## Exercise objective
Nothing in the data may change. Copy all of it exactly.

## Records for the task
■ ■ ■ ■ ■

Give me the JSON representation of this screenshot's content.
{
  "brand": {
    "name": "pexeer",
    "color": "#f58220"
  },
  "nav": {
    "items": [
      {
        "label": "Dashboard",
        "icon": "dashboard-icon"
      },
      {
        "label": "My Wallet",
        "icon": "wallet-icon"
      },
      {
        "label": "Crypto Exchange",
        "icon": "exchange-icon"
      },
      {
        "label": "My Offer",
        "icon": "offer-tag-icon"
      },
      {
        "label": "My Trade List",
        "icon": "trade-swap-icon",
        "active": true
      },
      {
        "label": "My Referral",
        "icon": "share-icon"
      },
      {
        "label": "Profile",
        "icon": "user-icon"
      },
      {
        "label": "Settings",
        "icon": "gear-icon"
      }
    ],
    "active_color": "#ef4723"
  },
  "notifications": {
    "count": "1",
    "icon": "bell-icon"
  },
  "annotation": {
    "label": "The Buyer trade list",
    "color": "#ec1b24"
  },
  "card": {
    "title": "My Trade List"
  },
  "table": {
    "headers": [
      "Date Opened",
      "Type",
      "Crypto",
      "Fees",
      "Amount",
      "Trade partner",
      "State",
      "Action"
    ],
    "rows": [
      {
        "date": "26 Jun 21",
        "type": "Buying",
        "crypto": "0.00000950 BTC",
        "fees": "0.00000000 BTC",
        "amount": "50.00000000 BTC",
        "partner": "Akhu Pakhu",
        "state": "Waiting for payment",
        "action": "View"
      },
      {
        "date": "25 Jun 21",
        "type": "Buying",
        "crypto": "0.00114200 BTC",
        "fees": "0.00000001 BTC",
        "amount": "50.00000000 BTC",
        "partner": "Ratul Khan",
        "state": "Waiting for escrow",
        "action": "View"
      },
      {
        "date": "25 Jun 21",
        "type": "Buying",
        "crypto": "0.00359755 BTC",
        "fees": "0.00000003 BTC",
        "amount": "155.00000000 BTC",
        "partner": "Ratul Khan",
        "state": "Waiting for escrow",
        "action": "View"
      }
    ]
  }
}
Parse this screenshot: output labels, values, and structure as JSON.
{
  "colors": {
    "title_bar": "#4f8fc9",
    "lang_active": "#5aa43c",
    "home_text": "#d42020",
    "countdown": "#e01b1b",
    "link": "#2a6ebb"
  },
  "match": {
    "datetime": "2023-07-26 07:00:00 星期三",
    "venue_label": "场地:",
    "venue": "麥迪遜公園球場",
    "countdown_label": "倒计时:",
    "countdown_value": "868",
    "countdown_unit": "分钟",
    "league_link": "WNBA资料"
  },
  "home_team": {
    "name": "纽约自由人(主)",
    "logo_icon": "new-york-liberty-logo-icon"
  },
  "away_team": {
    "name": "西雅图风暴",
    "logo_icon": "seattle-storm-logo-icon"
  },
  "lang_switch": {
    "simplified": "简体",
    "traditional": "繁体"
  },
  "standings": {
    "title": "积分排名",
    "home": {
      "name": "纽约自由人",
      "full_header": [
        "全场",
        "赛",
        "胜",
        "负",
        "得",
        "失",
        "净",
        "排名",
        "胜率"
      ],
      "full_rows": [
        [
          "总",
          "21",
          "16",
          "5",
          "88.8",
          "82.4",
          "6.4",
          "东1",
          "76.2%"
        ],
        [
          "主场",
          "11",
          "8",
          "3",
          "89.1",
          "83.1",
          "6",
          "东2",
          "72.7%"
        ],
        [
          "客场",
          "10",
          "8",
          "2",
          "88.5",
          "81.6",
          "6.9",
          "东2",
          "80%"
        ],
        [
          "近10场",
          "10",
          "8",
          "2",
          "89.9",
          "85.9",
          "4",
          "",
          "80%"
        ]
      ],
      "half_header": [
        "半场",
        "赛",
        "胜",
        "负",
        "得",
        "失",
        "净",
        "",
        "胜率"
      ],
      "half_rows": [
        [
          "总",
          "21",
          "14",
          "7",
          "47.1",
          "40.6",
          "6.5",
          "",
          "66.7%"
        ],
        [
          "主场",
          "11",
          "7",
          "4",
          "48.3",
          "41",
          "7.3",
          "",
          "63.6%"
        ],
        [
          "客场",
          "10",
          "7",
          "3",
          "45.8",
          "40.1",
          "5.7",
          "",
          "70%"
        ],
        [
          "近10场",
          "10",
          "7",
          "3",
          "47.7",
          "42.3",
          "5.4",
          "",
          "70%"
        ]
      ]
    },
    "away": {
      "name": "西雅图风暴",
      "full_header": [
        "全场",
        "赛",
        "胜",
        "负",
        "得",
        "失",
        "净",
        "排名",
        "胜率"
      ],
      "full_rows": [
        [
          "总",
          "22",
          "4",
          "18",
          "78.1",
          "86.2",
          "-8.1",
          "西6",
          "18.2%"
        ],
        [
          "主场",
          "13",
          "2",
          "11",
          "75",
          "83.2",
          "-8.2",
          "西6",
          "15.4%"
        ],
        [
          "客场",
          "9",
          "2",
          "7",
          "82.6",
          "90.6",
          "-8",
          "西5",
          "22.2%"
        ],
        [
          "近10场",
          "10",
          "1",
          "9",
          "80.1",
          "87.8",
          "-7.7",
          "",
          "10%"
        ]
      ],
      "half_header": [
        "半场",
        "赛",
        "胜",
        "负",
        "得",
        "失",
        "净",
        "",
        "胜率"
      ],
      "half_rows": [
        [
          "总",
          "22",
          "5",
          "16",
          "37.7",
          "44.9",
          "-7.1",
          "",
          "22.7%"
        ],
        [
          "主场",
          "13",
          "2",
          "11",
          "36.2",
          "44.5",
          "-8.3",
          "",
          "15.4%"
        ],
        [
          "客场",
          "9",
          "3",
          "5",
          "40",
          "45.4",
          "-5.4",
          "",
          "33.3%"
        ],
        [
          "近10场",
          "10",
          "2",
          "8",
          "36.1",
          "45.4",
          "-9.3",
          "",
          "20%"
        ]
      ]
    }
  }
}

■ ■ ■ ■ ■

## Result for this exercise
Give me the JSON representation of this screenshot's content.
{
  "brand": {
    "name": "pexeer",
    "color": "#f58220"
  },
  "nav": {
    "items": [
      {
        "label": "Dashboard",
        "icon": "dashboard-icon"
      },
      {
        "label": "My Wallet",
        "icon": "wallet-icon"
      },
      {
        "label": "Crypto Exchange",
        "icon": "exchange-icon"
      },
      {
        "label": "My Offer",
        "icon": "offer-tag-icon"
      },
      {
        "label": "My Trade List",
        "icon": "trade-swap-icon",
        "active": true
      },
      {
        "label": "My Referral",
        "icon": "share-icon"
      },
      {
        "label": "Profile",
        "icon": "user-icon"
      },
      {
        "label": "Settings",
        "icon": "gear-icon"
      }
    ],
    "active_color": "#ef4723"
  },
  "notifications": {
    "count": "1",
    "icon": "bell-icon"
  },
  "annotation": {
    "label": "The Buyer trade list",
    "color": "#ec1b24"
  },
  "card": {
    "title": "My Trade List"
  },
  "table": {
    "headers": [
      "Date Opened",
      "Type",
      "Crypto",
      "Fees",
      "Amount",
      "Trade partner",
      "State",
      "Action"
    ],
    "rows": [
      {
        "date": "26 Jun 21",
        "type": "Buying",
        "crypto": "0.00000950 BTC",
        "fees": "0.00000000 BTC",
        "amount": "50.00000000 BTC",
        "partner": "Akhu Pakhu",
        "state": "Waiting for payment",
        "action": "View"
      },
      {
        "date": "25 Jun 21",
        "type": "Buying",
        "crypto": "0.00114200 BTC",
        "fees": "0.00000001 BTC",
        "amount": "50.00000000 BTC",
        "partner": "Ratul Khan",
        "state": "Waiting for escrow",
        "action": "View"
      },
      {
        "date": "25 Jun 21",
        "type": "Buying",
        "crypto": "0.00359755 BTC",
        "fees": "0.00000003 BTC",
        "amount": "155.00000000 BTC",
        "partner": "Ratul Khan",
        "state": "Waiting for escrow",
        "action": "View"
      }
    ]
  }
}
Parse this screenshot: output labels, values, and structure as JSON.
{
  "colors": {
    "title_bar": "#4f8fc9",
    "lang_active": "#5aa43c",
    "home_text": "#d42020",
    "countdown": "#e01b1b",
    "link": "#2a6ebb"
  },
  "match": {
    "datetime": "2023-07-26 07:00:00 星期三",
    "venue_label": "场地:",
    "venue": "麥迪遜公園球場",
    "countdown_label": "倒计时:",
    "countdown_value": "868",
    "countdown_unit": "分钟",
    "league_link": "WNBA资料"
  },
  "home_team": {
    "name": "纽约自由人(主)",
    "logo_icon": "new-york-liberty-logo-icon"
  },
  "away_team": {
    "name": "西雅图风暴",
    "logo_icon": "seattle-storm-logo-icon"
  },
  "lang_switch": {
    "simplified": "简体",
    "traditional": "繁体"
  },
  "standings": {
    "title": "积分排名",
    "home": {
      "name": "纽约自由人",
      "full_header": [
        "全场",
        "赛",
        "胜",
        "负",
        "得",
        "失",
        "净",
        "排名",
        "胜率"
      ],
      "full_rows": [
        [
          "总",
          "21",
          "16",
          "5",
          "88.8",
          "82.4",
          "6.4",
          "东1",
          "76.2%"
        ],
        [
          "主场",
          "11",
          "8",
          "3",
          "89.1",
          "83.1",
          "6",
          "东2",
          "72.7%"
        ],
        [
          "客场",
          "10",
          "8",
          "2",
          "88.5",
          "81.6",
          "6.9",
          "东2",
          "80%"
        ],
        [
          "近10场",
          "10",
          "8",
          "2",
          "89.9",
          "85.9",
          "4",
          "",
          "80%"
        ]
      ],
      "half_header": [
        "半场",
        "赛",
        "胜",
        "负",
        "得",
        "失",
        "净",
        "",
        "胜率"
      ],
      "half_rows": [
        [
          "总",
          "21",
          "14",
          "7",
          "47.1",
          "40.6",
          "6.5",
          "",
          "66.7%"
        ],
        [
          "主场",
          "11",
          "7",
          "4",
          "48.3",
          "41",
          "7.3",
          "",
          "63.6%"
        ],
        [
          "客场",
          "10",
          "7",
          "3",
          "45.8",
          "40.1",
          "5.7",
          "",
          "70%"
        ],
        [
          "近10场",
          "10",
          "7",
          "3",
          "47.7",
          "42.3",
          "5.4",
          "",
          "70%"
        ]
      ]
    },
    "away": {
      "name": "西雅图风暴",
      "full_header": [
        "全场",
        "赛",
        "胜",
        "负",
        "得",
        "失",
        "净",
        "排名",
        "胜率"
      ],
      "full_rows": [
        [
          "总",
          "22",
          "4",
          "18",
          "78.1",
          "86.2",
          "-8.1",
          "西6",
          "18.2%"
        ],
        [
          "主场",
          "13",
          "2",
          "11",
          "75",
          "83.2",
          "-8.2",
          "西6",
          "15.4%"
        ],
        [
          "客场",
          "9",
          "2",
          "7",
          "82.6",
          "90.6",
          "-8",
          "西5",
          "22.2%"
        ],
        [
          "近10场",
          "10",
          "1",
          "9",
          "80.1",
          "87.8",
          "-7.7",
          "",
          "10%"
        ]
      ],
      "half_header": [
        "半场",
        "赛",
        "胜",
        "负",
        "得",
        "失",
        "净",
        "",
        "胜率"
      ],
      "half_rows": [
        [
          "总",
          "22",
          "5",
          "16",
          "37.7",
          "44.9",
          "-7.1",
          "",
          "22.7%"
        ],
        [
          "主场",
          "13",
          "2",
          "11",
          "36.2",
          "44.5",
          "-8.3",
          "",
          "15.4%"
        ],
        [
          "客场",
          "9",
          "3",
          "5",
          "40",
          "45.4",
          "-5.4",
          "",
          "33.3%"
        ],
        [
          "近10场",
          "10",
          "2",
          "8",
          "36.1",
          "45.4",
          "-9.3",
          "",
          "20%"
        ]
      ]
    }
  }
}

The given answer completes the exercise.